PAs or NPs. 253 The study also found that NPs provided counsel-ing/education during a higher proportion of visits than did PAs or physicians. 254 The authors suggest that PAs and NPs are providing primary care
in a way that is similar to physician care. 255 During the study period (1995-
1999), the proportion of patients who saw a PA or NP rose from 30.6% to
36.1%. 256 Other researchers compared the quality of clinical care performance of PAs to that provided by their employing or supervising physicians. 257 The study revealed that the patient care management decisions
made by PAs regarding certain morbidities were as good as, or better than,
those decisions made by physicians. 258
The effectiveness of health care delivery is contingent on the proper integration and mix of health care personnel. 259 In many settings, it is neither
necessary nor efficient for each patient to be seen by a physician. 260 PAs
are team-practice clinicians; the very nature of their clinical role is to work
with physicians in a collaborative process. 261 An effective PA provides care
comparable in quality to that of a physician. 262
Various studies have evaluated the relationship between the type of provider and the attainment of treatment goals for diabetes, dyslipidaemia, and

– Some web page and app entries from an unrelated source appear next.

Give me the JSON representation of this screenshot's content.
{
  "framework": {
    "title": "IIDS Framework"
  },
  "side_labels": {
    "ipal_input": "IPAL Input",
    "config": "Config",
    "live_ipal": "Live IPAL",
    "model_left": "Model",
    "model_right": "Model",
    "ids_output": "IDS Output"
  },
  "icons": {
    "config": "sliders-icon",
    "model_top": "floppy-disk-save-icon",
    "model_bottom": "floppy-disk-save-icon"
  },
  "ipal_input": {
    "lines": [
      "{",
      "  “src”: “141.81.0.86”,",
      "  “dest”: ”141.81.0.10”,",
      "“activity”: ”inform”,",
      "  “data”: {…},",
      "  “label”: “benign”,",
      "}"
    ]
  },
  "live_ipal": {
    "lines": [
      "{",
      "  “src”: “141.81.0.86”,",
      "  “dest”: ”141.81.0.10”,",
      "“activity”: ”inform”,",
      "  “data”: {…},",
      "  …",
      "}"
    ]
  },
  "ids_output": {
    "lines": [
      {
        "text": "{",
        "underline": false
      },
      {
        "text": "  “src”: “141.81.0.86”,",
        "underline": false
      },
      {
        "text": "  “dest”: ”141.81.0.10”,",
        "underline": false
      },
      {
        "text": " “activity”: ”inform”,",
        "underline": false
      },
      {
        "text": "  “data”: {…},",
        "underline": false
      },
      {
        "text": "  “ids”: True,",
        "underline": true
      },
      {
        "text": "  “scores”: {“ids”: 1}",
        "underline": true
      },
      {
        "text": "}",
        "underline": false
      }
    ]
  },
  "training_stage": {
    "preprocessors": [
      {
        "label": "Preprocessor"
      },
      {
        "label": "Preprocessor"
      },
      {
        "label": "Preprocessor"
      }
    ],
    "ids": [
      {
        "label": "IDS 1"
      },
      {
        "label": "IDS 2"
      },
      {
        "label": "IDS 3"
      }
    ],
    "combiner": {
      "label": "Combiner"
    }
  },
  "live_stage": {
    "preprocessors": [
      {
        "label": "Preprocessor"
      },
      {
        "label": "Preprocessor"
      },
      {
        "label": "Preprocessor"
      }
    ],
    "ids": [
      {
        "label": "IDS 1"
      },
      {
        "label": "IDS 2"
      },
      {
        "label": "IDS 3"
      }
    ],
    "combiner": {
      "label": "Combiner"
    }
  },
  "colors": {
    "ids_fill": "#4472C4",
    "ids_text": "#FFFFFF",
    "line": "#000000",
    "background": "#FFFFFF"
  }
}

hypertension. 263 The VA Connecticut Health Care System conducted a
cross-sectional analysis of 19,660 patients with diabetes, coronary artery
disease, or hypertension. 264 While significant differences were noted in the
types of patients cared for by PA/NPs and resident physicians, attainment of
goals for each condition was similar, with one exception— PA/NP patients
were more likely than the patients of resident physicians to attain an
Practitioners in Primary Care 1995-1999, 20 HEALTH AFF. 231, 231 (2001).
255. Id. at 236.
256. Benjamin G. Druss et al., Trends in Care by Nonphysician Clinicians in the United
States, 348 NEW ENG. J. MED. 130, 130 (2003).
257. Robert L. Kane et al., Differences in the Outcomes of Acute Episodes of Care Provided by Various Types of Family Practitioners, 6 J. FAM. PRACTICE 133, 135 (1978).
259. Roderick S. Hooker & Christine M. Everett, The Contributions of Physician Assistants in Primary Care Systems, 20 HEALTH & SOC. CARE IN THE COMMUNITY. 20, 25 (2012).
263. George L. Jackson et al., Employment of Mid-level Providers in Primary Care and
Control of Diabetes, 5 PRIMARY CARE DIABETES, 25, 25 (2011); Pamela A. Ohman-Strickland et al., Quality of Diabetes Care in Family Medicine Practices: Influence of Nurse
Practitioners and Physician’s Assistants, 6 ANNALS OF FAM. MED., 14, 14 (2008).
264. Daniel G. Federman et al., Relationship Between Provider Type and the Attainment of Treatment Goals in Primary Care, 11 AM. J. OF MANAGED CARE, 561, 561 (2005).